An exact copy of the data is required. No picture may appear in it.

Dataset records
[Start of section]

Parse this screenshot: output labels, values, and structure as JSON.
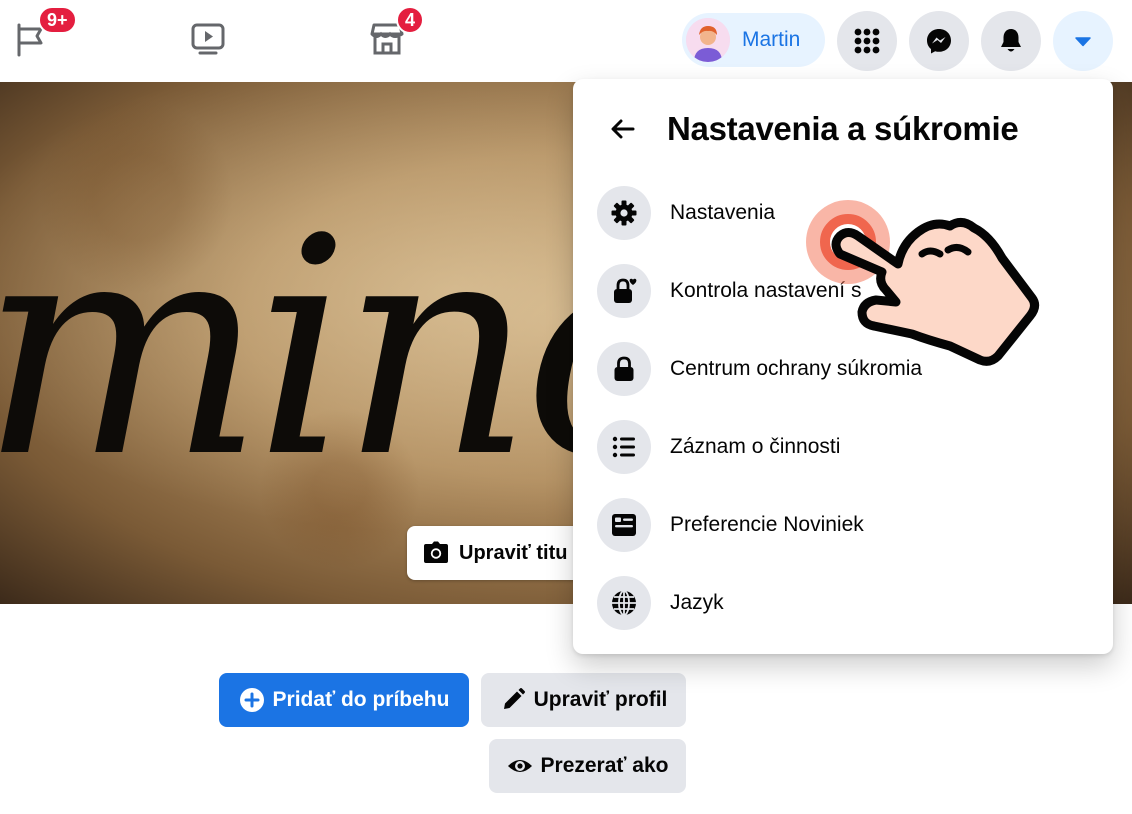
{
  "topbar": {
    "pages_badge": "9+",
    "marketplace_badge": "4",
    "profile_name": "Martin",
    "icons": [
      "flag-icon",
      "watch-icon",
      "marketplace-icon",
      "menu-grid-icon",
      "messenger-icon",
      "notifications-icon",
      "account-caret-icon"
    ]
  },
  "cover": {
    "script_text": "mino",
    "edit_cover_label": "Upraviť titu"
  },
  "profile_actions": {
    "add_story": "Pridať do príbehu",
    "edit_profile": "Upraviť profil",
    "view_as": "Prezerať ako"
  },
  "menu": {
    "title": "Nastavenia a súkromie",
    "items": [
      {
        "label": "Nastavenia",
        "icon": "gear-icon"
      },
      {
        "label": "Kontrola nastavení s",
        "icon": "lock-heart-icon"
      },
      {
        "label": "Centrum ochrany súkromia",
        "icon": "lock-icon"
      },
      {
        "label": "Záznam o činnosti",
        "icon": "list-icon"
      },
      {
        "label": "Preferencie Noviniek",
        "icon": "news-feed-icon"
      },
      {
        "label": "Jazyk",
        "icon": "globe-icon"
      }
    ]
  },
  "colors": {
    "accent": "#1b74e4",
    "badge": "#e41e3f",
    "chip_bg": "#e7f3ff",
    "button_grey": "#e4e6eb",
    "tap_ring": "#f0664e",
    "hand_fill": "#fdd8c8"
  }
}
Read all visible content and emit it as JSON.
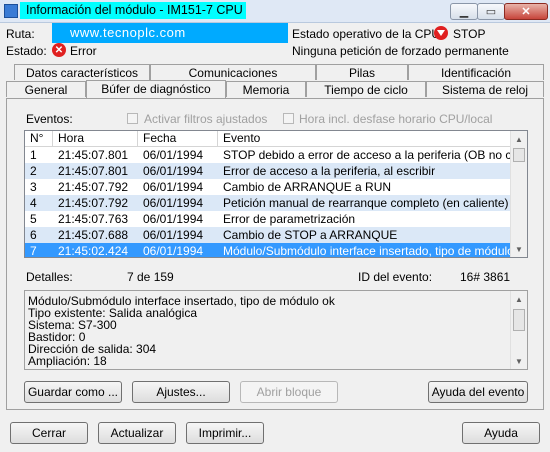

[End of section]

Exercise output -
Parse this screenshot: output labels, values, and structure as JSON.
{
  "topbar": {
    "pages_badge": "9+",
    "marketplace_badge": "4",
    "profile_name": "Martin",
    "icons": [
      "flag-icon",
      "watch-icon",
      "marketplace-icon",
      "menu-grid-icon",
      "messenger-icon",
      "notifications-icon",
      "account-caret-icon"
    ]
  },
  "cover": {
    "script_text": "mino",
    "edit_cover_label": "Upraviť titu"
  },
  "profile_actions": {
    "add_story": "Pridať do príbehu",
    "edit_profile": "Upraviť profil",
    "view_as": "Prezerať ako"
  },
  "menu": {
    "title": "Nastavenia a súkromie",
    "items": [
      {
        "label": "Nastavenia",
        "icon": "gear-icon"
      },
      {
        "label": "Kontrola nastavení s",
        "icon": "lock-heart-icon"
      },
      {
        "label": "Centrum ochrany súkromia",
        "icon": "lock-icon"
      },
      {
        "label": "Záznam o činnosti",
        "icon": "list-icon"
      },
      {
        "label": "Preferencie Noviniek",
        "icon": "news-feed-icon"
      },
      {
        "label": "Jazyk",
        "icon": "globe-icon"
      }
    ]
  },
  "colors": {
    "accent": "#1b74e4",
    "badge": "#e41e3f",
    "chip_bg": "#e7f3ff",
    "button_grey": "#e4e6eb",
    "tap_ring": "#f0664e",
    "hand_fill": "#fdd8c8"
  }
}
Read all visible content and emit it as JSON.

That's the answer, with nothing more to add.